Stored data entries
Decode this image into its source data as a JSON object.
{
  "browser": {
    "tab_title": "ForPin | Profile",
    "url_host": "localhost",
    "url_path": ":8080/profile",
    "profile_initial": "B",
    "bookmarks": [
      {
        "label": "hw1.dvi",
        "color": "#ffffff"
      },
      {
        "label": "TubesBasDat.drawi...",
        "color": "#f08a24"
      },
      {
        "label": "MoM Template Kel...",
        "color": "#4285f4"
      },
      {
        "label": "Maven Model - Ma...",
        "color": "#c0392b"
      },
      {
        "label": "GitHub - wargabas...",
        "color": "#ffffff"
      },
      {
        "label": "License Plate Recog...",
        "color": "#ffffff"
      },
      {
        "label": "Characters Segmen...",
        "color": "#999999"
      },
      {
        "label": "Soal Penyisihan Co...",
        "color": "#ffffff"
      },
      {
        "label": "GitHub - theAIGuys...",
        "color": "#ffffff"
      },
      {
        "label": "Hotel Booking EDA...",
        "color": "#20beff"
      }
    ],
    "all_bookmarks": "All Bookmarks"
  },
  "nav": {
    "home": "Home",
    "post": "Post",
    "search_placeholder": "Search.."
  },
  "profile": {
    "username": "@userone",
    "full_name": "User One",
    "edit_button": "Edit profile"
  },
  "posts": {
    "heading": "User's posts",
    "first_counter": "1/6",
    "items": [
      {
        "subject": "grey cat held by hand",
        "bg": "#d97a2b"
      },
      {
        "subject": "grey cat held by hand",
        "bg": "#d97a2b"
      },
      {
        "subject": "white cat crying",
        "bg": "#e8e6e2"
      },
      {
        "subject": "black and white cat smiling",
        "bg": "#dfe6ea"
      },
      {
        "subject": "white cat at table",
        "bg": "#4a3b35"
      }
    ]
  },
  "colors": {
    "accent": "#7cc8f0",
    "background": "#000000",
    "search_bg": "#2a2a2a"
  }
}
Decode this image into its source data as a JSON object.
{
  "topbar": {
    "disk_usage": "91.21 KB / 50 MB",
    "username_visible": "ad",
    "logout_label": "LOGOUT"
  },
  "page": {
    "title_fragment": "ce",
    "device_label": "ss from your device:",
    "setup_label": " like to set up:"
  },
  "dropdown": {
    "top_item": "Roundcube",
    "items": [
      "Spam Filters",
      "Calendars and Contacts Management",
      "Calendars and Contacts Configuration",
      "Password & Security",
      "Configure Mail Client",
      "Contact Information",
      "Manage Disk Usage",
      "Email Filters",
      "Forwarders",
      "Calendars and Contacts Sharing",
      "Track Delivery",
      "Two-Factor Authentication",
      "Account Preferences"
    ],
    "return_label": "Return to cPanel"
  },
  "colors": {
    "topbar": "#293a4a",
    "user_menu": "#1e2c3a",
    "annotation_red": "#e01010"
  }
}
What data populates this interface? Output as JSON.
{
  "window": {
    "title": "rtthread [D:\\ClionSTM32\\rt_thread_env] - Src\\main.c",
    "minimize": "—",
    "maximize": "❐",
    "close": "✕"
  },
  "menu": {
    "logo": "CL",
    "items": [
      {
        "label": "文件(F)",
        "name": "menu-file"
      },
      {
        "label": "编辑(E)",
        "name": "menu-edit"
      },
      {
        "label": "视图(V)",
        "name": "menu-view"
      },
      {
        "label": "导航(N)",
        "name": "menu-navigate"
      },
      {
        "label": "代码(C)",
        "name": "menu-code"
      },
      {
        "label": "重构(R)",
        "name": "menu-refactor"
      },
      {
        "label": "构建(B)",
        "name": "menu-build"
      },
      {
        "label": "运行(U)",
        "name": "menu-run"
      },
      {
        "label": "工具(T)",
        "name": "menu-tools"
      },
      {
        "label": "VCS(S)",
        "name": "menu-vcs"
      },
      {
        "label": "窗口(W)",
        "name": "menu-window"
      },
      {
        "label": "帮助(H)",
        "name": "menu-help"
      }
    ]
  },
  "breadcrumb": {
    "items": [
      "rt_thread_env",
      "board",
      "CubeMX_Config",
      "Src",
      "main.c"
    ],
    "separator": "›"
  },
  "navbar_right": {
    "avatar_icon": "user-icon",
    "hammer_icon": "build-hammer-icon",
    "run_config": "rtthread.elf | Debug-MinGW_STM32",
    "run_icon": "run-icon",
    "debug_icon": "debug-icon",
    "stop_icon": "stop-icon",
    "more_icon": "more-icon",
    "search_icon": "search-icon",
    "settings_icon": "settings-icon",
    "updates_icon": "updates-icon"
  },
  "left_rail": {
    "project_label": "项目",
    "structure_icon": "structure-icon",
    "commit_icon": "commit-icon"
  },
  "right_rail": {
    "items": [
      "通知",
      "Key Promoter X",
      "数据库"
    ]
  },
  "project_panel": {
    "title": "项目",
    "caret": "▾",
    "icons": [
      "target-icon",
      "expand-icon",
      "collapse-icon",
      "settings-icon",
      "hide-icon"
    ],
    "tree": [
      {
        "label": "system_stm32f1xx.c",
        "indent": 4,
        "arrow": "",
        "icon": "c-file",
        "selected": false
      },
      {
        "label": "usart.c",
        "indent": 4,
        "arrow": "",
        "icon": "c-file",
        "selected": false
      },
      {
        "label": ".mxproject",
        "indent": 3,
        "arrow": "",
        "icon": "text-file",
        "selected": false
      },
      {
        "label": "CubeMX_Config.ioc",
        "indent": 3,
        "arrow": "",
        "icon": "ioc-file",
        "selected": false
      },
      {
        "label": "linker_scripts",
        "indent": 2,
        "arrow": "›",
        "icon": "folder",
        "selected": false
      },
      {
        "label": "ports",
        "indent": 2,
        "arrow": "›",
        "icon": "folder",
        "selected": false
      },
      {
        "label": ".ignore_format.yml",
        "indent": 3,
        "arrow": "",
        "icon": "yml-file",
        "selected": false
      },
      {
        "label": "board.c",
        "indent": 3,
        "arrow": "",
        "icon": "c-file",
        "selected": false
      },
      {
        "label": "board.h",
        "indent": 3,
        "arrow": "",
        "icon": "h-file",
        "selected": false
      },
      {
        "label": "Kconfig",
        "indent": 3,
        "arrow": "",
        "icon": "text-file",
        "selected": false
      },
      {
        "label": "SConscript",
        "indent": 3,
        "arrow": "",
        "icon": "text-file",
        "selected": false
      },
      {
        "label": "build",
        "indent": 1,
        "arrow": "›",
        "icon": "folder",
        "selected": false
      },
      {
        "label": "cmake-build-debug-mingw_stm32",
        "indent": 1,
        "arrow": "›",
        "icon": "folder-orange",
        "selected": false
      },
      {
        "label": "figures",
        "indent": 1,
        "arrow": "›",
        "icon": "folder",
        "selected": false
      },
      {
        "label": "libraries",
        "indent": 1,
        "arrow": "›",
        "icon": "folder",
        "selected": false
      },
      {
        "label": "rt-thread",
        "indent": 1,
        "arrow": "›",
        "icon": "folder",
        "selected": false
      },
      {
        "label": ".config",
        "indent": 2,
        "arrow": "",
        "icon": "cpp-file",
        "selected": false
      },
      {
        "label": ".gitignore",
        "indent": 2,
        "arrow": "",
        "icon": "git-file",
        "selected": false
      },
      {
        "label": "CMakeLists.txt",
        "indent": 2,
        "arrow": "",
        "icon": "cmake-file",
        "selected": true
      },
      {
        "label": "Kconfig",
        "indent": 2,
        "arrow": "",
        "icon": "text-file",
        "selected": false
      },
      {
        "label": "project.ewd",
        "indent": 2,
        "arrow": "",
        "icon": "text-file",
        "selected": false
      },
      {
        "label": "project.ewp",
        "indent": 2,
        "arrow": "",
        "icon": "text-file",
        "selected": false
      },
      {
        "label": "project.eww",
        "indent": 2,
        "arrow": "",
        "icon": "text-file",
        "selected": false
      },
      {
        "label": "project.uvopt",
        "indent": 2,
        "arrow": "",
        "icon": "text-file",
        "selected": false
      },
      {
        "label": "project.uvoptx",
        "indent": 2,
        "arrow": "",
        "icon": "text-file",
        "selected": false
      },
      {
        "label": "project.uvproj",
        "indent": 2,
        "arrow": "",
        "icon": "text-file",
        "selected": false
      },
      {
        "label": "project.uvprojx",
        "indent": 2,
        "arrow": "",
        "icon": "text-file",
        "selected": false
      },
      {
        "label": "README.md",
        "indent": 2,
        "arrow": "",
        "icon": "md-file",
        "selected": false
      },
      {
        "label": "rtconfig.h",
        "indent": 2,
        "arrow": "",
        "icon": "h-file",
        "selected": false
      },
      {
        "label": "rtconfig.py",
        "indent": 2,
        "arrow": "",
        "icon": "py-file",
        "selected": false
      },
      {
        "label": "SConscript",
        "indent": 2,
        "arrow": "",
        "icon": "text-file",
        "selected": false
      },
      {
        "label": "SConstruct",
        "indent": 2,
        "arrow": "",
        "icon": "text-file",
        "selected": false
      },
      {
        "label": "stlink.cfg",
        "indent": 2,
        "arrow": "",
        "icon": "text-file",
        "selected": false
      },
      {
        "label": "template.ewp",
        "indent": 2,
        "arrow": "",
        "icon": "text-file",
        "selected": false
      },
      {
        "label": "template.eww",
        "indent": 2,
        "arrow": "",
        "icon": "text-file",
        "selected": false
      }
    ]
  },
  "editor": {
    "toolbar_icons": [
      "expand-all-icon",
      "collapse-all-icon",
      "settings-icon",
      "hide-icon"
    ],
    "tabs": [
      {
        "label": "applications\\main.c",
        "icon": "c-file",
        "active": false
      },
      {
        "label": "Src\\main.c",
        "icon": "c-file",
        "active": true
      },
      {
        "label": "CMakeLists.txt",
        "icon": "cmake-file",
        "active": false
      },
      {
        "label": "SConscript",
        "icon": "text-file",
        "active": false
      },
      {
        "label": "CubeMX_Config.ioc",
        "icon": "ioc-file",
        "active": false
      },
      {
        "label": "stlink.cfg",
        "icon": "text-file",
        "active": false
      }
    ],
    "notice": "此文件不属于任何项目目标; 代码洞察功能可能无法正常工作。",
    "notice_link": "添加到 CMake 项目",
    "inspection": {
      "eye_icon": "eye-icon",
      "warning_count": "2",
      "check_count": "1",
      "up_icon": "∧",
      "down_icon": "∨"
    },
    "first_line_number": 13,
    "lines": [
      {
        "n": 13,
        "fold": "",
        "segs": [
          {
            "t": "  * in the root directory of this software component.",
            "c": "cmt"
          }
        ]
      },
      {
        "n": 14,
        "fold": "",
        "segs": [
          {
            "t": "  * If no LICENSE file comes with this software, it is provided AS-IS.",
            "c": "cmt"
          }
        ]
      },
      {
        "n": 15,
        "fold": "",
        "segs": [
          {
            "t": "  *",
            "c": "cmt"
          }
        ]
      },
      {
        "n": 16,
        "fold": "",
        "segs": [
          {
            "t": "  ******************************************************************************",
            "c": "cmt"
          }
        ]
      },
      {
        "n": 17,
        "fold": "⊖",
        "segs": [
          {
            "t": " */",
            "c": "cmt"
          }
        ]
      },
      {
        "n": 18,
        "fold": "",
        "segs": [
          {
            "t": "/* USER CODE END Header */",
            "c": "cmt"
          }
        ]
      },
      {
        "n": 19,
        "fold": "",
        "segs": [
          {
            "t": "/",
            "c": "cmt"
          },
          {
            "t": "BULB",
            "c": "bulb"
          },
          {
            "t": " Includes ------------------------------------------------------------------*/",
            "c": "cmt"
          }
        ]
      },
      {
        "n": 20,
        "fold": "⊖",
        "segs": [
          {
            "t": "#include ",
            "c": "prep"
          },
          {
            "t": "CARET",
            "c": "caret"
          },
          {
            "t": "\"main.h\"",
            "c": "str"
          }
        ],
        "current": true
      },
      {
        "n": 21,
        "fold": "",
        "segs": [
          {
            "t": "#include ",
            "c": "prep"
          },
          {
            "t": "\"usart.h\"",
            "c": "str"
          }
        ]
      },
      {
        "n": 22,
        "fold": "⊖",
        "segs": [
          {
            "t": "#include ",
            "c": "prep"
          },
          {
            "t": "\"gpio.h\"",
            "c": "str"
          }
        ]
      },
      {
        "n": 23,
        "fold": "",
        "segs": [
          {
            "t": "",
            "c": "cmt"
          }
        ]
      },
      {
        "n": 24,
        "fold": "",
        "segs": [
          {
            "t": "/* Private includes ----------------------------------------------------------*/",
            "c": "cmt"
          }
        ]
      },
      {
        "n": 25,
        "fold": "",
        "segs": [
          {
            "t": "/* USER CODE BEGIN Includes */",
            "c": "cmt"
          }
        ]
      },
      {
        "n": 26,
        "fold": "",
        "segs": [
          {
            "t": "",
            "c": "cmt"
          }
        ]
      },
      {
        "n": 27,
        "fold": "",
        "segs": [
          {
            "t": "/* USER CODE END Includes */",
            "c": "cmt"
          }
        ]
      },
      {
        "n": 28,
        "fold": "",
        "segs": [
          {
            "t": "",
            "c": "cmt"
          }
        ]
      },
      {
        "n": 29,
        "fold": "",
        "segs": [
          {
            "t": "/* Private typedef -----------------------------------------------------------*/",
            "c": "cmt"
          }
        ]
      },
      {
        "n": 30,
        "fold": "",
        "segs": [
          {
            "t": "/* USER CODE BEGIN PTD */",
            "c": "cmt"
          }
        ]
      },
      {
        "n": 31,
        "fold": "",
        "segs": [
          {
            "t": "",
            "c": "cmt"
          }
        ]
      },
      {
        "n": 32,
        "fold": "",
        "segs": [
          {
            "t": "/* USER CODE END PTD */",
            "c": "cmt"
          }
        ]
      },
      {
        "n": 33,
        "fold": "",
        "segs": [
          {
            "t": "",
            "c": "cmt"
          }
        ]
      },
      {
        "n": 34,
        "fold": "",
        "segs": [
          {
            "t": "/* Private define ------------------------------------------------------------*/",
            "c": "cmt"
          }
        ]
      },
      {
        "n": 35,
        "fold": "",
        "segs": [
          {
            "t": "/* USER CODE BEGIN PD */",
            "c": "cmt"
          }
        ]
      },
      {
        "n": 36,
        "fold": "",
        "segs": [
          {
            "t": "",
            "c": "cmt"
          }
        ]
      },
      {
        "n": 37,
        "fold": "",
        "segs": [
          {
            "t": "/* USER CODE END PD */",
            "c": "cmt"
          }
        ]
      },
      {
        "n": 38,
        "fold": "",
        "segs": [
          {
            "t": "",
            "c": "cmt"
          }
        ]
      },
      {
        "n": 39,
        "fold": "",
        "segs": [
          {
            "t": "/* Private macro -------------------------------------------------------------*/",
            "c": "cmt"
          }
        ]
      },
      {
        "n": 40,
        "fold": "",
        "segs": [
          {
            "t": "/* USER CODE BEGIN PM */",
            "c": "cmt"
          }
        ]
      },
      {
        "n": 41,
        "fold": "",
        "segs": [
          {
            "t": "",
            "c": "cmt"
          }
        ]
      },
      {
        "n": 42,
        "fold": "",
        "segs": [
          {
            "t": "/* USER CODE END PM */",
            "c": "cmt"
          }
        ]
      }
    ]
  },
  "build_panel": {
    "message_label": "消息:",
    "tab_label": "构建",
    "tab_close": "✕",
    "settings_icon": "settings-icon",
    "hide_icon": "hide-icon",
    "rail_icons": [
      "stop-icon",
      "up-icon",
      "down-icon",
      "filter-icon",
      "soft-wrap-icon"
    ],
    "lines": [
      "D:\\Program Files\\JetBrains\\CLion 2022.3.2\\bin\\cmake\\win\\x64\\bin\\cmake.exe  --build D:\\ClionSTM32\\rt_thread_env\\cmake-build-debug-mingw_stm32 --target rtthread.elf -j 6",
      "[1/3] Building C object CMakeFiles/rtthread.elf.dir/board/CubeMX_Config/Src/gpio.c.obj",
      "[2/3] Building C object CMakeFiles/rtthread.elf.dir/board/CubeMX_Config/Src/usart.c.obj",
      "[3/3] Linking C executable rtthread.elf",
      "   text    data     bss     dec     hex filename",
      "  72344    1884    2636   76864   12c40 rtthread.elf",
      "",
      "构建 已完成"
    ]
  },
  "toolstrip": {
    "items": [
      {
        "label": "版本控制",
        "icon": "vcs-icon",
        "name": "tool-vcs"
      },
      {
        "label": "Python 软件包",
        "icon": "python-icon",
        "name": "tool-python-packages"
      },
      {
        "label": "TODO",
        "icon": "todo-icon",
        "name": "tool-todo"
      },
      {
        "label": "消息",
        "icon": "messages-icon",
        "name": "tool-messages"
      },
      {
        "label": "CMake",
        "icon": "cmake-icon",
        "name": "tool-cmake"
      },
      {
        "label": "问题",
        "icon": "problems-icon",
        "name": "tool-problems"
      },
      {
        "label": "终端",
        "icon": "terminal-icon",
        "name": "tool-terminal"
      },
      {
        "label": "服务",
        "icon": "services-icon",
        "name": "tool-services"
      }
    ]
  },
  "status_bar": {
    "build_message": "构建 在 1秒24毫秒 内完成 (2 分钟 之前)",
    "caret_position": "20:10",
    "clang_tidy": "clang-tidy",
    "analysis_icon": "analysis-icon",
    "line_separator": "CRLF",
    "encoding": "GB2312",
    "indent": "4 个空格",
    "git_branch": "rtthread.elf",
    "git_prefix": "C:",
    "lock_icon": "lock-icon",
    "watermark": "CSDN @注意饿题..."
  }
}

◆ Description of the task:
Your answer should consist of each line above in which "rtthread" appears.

◆ Exercise answer:
    "title": "rtthread [D:\\ClionSTM32\\rt_thread_env] - Src\\main.c",
    "run_config": "rtthread.elf | Debug-MinGW_STM32",
      "D:\\Program Files\\JetBrains\\CLion 2022.3.2\\bin\\cmake\\win\\x64\\bin\\cmake.exe  --build D:\\ClionSTM32\\rt_thread_env\\cmake-build-debug-mingw_stm32 --target rtthread.elf -j 6",
      "[1/3] Building C object CMakeFiles/rtthread.elf.dir/board/CubeMX_Config/Src/gpio.c.obj",
      "[2/3] Building C object CMakeFiles/rtthread.elf.dir/board/CubeMX_Config/Src/usart.c.obj",
      "[3/3] Linking C executable rtthread.elf",
      "  72344    1884    2636   76864   12c40 rtthread.elf",
    "git_branch": "rtthread.elf",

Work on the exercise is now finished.